■ Directions for this task ■
All records below must be retyped exactly.

━━━━━━━━━━━━━━━━━━━━━━━━━━━━━━

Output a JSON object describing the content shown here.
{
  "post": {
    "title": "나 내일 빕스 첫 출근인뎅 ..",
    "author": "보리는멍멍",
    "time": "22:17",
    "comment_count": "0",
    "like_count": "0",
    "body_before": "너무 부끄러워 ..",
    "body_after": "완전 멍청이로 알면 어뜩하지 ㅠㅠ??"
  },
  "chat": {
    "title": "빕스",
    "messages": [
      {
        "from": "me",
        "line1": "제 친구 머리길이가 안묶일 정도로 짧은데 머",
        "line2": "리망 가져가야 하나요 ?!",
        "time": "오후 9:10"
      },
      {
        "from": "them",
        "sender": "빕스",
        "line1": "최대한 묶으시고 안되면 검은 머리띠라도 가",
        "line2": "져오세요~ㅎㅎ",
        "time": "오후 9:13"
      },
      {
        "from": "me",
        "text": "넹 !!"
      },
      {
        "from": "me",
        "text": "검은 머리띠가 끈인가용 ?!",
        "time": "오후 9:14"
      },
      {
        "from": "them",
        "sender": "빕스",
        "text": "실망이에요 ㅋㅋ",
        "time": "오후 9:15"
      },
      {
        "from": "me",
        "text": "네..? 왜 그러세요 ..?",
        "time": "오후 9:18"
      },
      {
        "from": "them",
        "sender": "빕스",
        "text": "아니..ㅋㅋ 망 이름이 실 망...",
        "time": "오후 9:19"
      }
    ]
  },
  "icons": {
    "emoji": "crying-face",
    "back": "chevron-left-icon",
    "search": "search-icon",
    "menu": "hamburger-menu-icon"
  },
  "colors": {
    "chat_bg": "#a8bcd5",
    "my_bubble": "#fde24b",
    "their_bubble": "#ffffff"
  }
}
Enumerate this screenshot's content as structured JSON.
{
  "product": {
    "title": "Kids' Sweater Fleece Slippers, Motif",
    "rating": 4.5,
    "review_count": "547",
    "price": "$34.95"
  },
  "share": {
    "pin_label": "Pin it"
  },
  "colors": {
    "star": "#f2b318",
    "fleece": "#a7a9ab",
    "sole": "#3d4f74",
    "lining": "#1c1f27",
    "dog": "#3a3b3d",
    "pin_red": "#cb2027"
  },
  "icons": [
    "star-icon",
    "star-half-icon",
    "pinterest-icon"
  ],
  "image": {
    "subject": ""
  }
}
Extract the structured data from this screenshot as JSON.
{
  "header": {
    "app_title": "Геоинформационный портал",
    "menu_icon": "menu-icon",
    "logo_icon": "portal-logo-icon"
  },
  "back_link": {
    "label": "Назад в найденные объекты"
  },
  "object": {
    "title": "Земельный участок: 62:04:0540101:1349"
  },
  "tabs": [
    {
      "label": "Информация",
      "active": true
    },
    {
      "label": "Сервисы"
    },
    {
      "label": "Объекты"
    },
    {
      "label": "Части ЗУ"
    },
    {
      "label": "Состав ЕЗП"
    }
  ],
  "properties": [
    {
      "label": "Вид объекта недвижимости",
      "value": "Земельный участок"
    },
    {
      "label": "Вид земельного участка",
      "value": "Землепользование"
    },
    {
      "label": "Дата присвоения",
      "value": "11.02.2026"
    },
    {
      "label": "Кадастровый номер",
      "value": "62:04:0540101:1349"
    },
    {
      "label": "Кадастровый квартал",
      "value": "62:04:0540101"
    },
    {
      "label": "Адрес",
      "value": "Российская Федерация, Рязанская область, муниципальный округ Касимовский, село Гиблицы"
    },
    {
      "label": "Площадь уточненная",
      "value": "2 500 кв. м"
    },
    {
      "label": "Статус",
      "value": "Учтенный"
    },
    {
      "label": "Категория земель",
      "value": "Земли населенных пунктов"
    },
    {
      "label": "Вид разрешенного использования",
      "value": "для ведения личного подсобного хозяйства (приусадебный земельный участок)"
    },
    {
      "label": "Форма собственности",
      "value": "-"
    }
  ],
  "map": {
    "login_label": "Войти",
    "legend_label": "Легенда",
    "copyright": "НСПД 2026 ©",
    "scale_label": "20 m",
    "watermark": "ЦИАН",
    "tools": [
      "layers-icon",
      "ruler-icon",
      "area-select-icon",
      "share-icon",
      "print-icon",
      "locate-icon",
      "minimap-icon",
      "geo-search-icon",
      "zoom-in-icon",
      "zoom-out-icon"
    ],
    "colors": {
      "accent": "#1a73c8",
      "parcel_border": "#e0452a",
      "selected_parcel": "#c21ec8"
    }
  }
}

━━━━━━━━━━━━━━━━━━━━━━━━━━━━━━

■ Written solution ■
Output a JSON object describing the content shown here.
{
  "post": {
    "title": "나 내일 빕스 첫 출근인뎅 ..",
    "author": "보리는멍멍",
    "time": "22:17",
    "comment_count": "0",
    "like_count": "0",
    "body_before": "너무 부끄러워 ..",
    "body_after": "완전 멍청이로 알면 어뜩하지 ㅠㅠ??"
  },
  "chat": {
    "title": "빕스",
    "messages": [
      {
        "from": "me",
        "line1": "제 친구 머리길이가 안묶일 정도로 짧은데 머",
        "line2": "리망 가져가야 하나요 ?!",
        "time": "오후 9:10"
      },
      {
        "from": "them",
        "sender": "빕스",
        "line1": "최대한 묶으시고 안되면 검은 머리띠라도 가",
        "line2": "져오세요~ㅎㅎ",
        "time": "오후 9:13"
      },
      {
        "from": "me",
        "text": "넹 !!"
      },
      {
        "from": "me",
        "text": "검은 머리띠가 끈인가용 ?!",
        "time": "오후 9:14"
      },
      {
        "from": "them",
        "sender": "빕스",
        "text": "실망이에요 ㅋㅋ",
        "time": "오후 9:15"
      },
      {
        "from": "me",
        "text": "네..? 왜 그러세요 ..?",
        "time": "오후 9:18"
      },
      {
        "from": "them",
        "sender": "빕스",
        "text": "아니..ㅋㅋ 망 이름이 실 망...",
        "time": "오후 9:19"
      }
    ]
  },
  "icons": {
    "emoji": "crying-face",
    "back": "chevron-left-icon",
    "search": "search-icon",
    "menu": "hamburger-menu-icon"
  },
  "colors": {
    "chat_bg": "#a8bcd5",
    "my_bubble": "#fde24b",
    "their_bubble": "#ffffff"
  }
}
Enumerate this screenshot's content as structured JSON.
{
  "product": {
    "title": "Kids' Sweater Fleece Slippers, Motif",
    "rating": 4.5,
    "review_count": "547",
    "price": "$34.95"
  },
  "share": {
    "pin_label": "Pin it"
  },
  "colors": {
    "star": "#f2b318",
    "fleece": "#a7a9ab",
    "sole": "#3d4f74",
    "lining": "#1c1f27",
    "dog": "#3a3b3d",
    "pin_red": "#cb2027"
  },
  "icons": [
    "star-icon",
    "star-half-icon",
    "pinterest-icon"
  ],
  "image": {
    "subject": ""
  }
}
Extract the structured data from this screenshot as JSON.
{
  "header": {
    "app_title": "Геоинформационный портал",
    "menu_icon": "menu-icon",
    "logo_icon": "portal-logo-icon"
  },
  "back_link": {
    "label": "Назад в найденные объекты"
  },
  "object": {
    "title": "Земельный участок: 62:04:0540101:1349"
  },
  "tabs": [
    {
      "label": "Информация",
      "active": true
    },
    {
      "label": "Сервисы"
    },
    {
      "label": "Объекты"
    },
    {
      "label": "Части ЗУ"
    },
    {
      "label": "Состав ЕЗП"
    }
  ],
  "properties": [
    {
      "label": "Вид объекта недвижимости",
      "value": "Земельный участок"
    },
    {
      "label": "Вид земельного участка",
      "value": "Землепользование"
    },
    {
      "label": "Дата присвоения",
      "value": "11.02.2026"
    },
    {
      "label": "Кадастровый номер",
      "value": "62:04:0540101:1349"
    },
    {
      "label": "Кадастровый квартал",
      "value": "62:04:0540101"
    },
    {
      "label": "Адрес",
      "value": "Российская Федерация, Рязанская область, муниципальный округ Касимовский, село Гиблицы"
    },
    {
      "label": "Площадь уточненная",
      "value": "2 500 кв. м"
    },
    {
      "label": "Статус",
      "value": "Учтенный"
    },
    {
      "label": "Категория земель",
      "value": "Земли населенных пунктов"
    },
    {
      "label": "Вид разрешенного использования",
      "value": "для ведения личного подсобного хозяйства (приусадебный земельный участок)"
    },
    {
      "label": "Форма собственности",
      "value": "-"
    }
  ],
  "map": {
    "login_label": "Войти",
    "legend_label": "Легенда",
    "copyright": "НСПД 2026 ©",
    "scale_label": "20 m",
    "watermark": "ЦИАН",
    "tools": [
      "layers-icon",
      "ruler-icon",
      "area-select-icon",
      "share-icon",
      "print-icon",
      "locate-icon",
      "minimap-icon",
      "geo-search-icon",
      "zoom-in-icon",
      "zoom-out-icon"
    ],
    "colors": {
      "accent": "#1a73c8",
      "parcel_border": "#e0452a",
      "selected_parcel": "#c21ec8"
    }
  }
}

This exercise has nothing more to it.